(Interface dataset entries)
##############################

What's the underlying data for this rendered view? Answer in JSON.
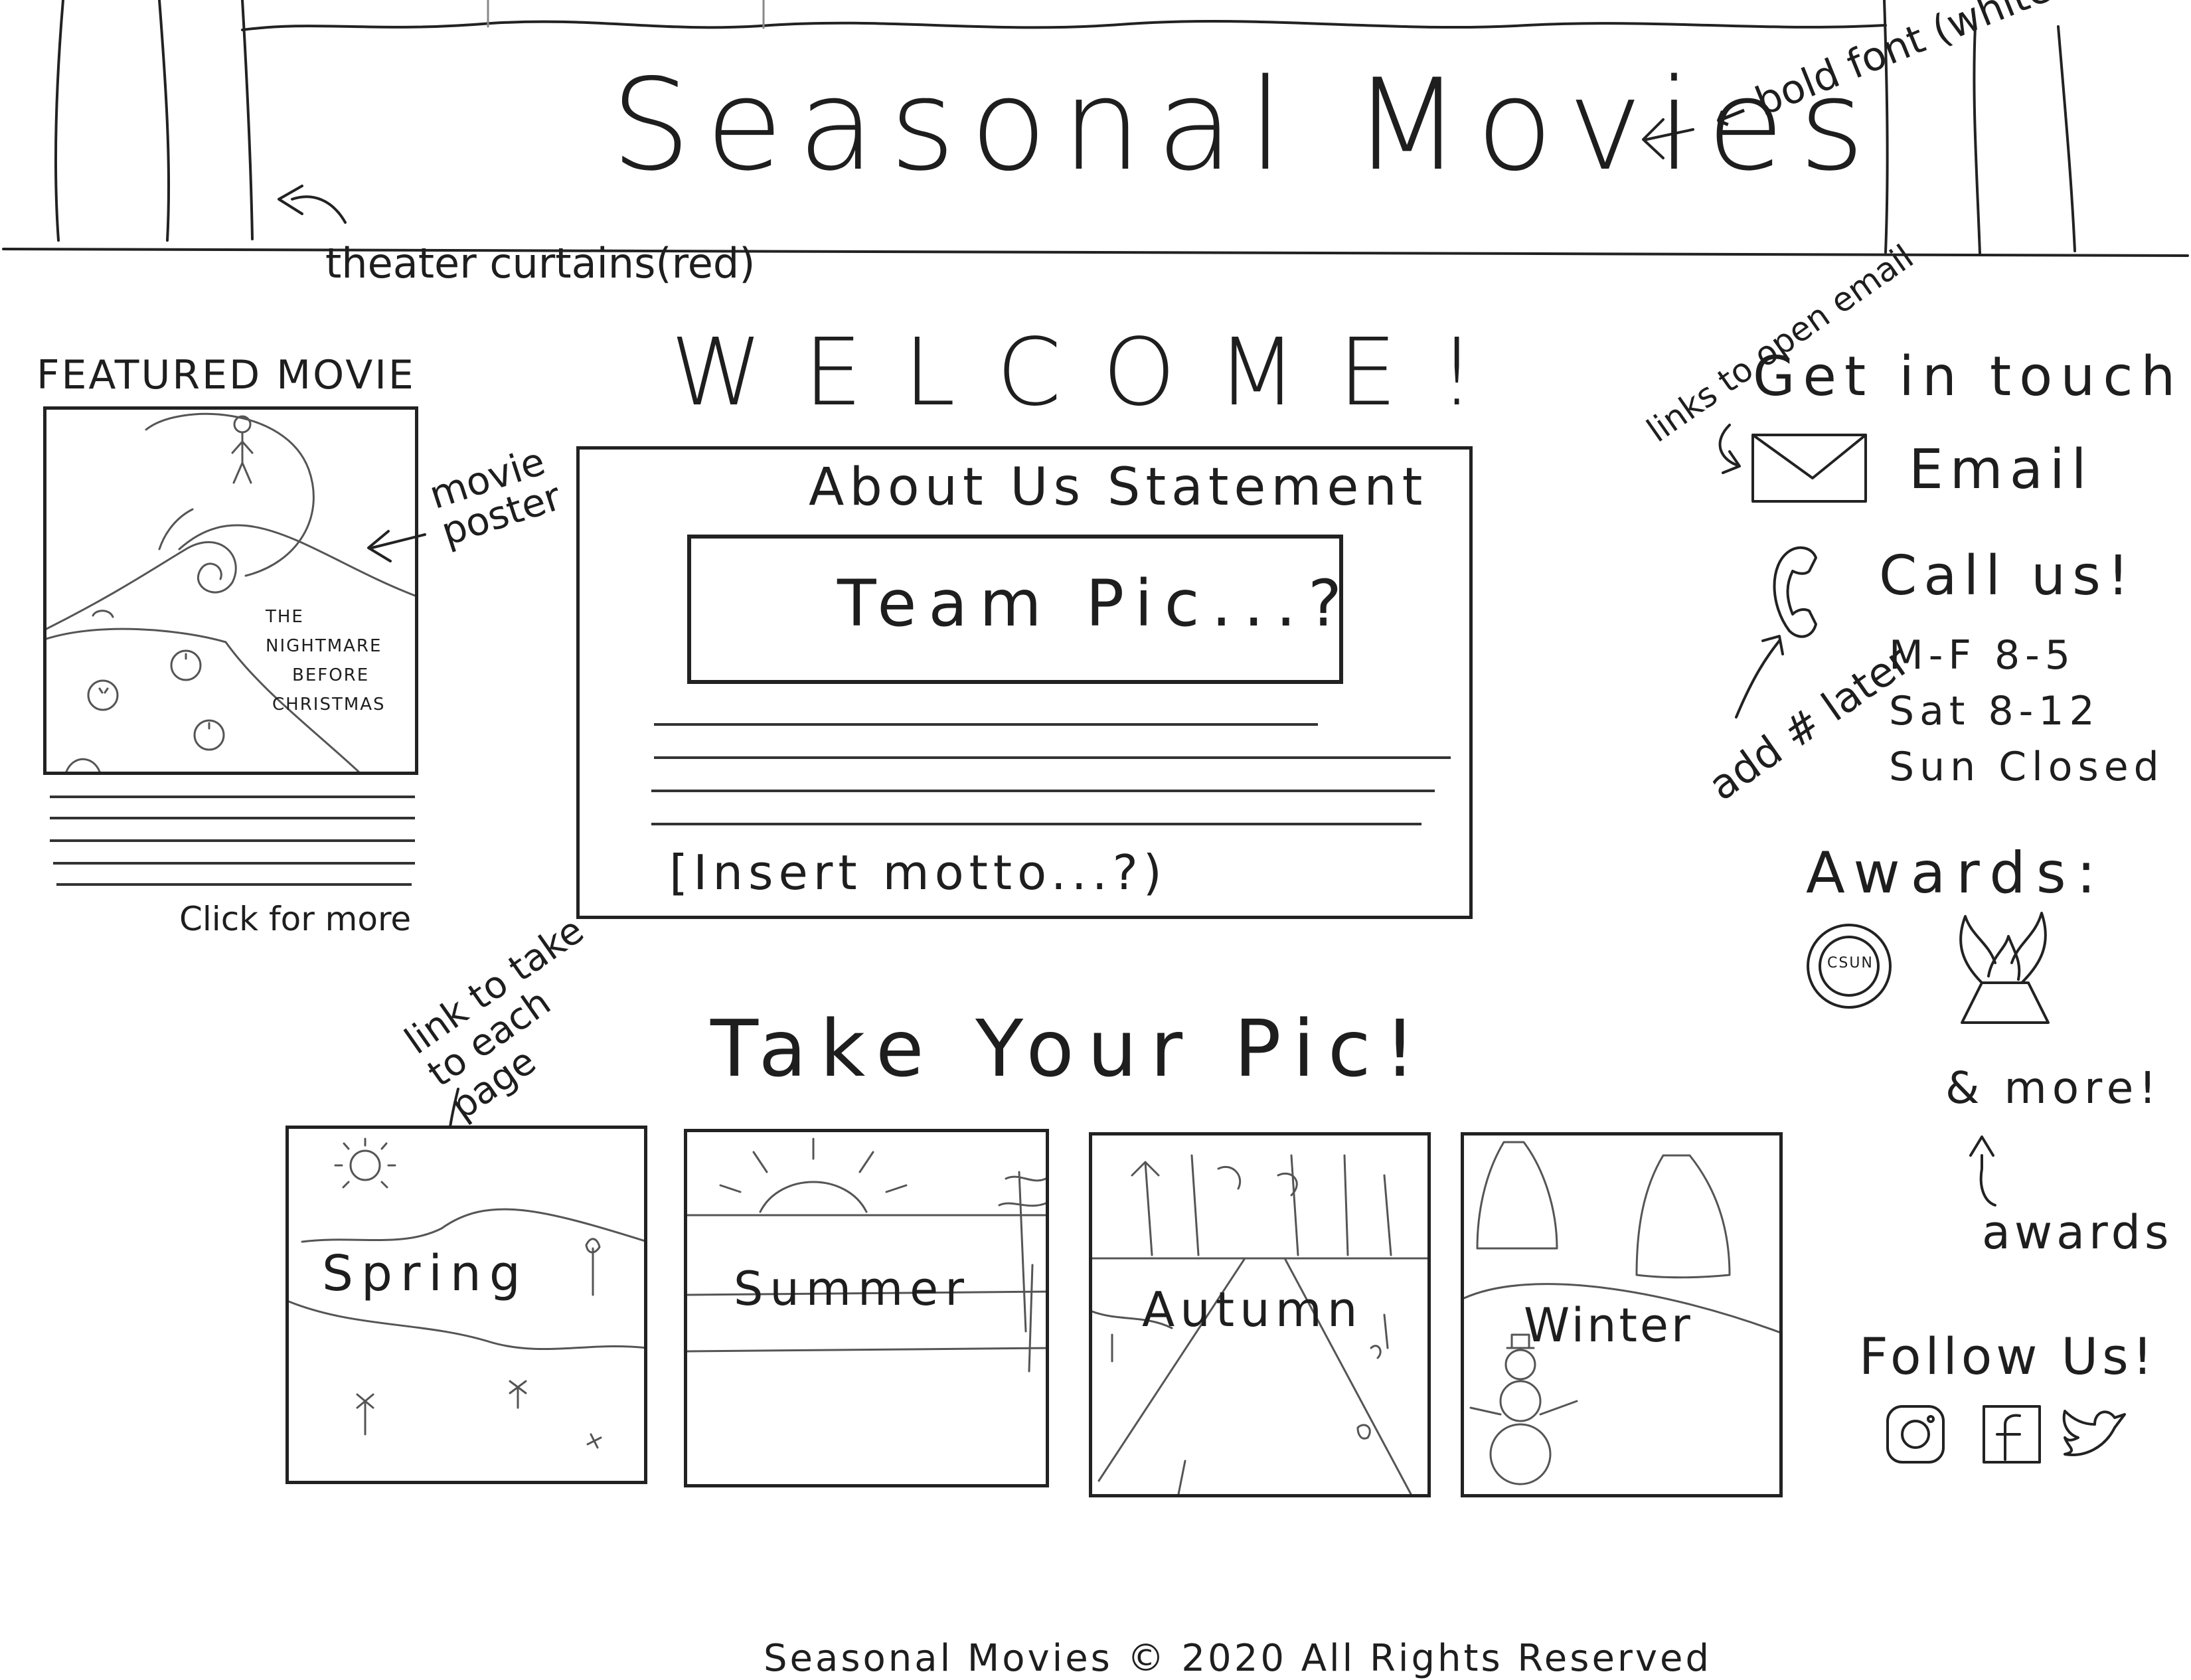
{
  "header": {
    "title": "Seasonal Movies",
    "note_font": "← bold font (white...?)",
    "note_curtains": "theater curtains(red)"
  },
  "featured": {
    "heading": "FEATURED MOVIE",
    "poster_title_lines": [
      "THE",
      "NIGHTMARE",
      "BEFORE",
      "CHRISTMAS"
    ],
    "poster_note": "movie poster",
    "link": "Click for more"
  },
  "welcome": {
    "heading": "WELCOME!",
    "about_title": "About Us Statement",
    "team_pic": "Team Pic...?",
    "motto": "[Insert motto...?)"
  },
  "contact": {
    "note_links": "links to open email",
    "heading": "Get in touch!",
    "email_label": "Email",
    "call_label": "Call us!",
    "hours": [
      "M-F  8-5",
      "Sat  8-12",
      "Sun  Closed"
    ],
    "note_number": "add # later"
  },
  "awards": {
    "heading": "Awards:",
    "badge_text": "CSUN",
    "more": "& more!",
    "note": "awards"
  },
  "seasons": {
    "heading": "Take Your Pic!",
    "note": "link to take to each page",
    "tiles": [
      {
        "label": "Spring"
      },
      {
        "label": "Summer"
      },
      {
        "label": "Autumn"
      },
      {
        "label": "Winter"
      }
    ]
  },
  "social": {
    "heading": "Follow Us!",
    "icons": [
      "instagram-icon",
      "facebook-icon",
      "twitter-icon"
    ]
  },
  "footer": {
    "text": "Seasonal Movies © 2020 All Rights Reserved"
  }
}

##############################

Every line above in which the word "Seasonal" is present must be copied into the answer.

    "title": "Seasonal Movies",
    "text": "Seasonal Movies © 2020 All Rights Reserved"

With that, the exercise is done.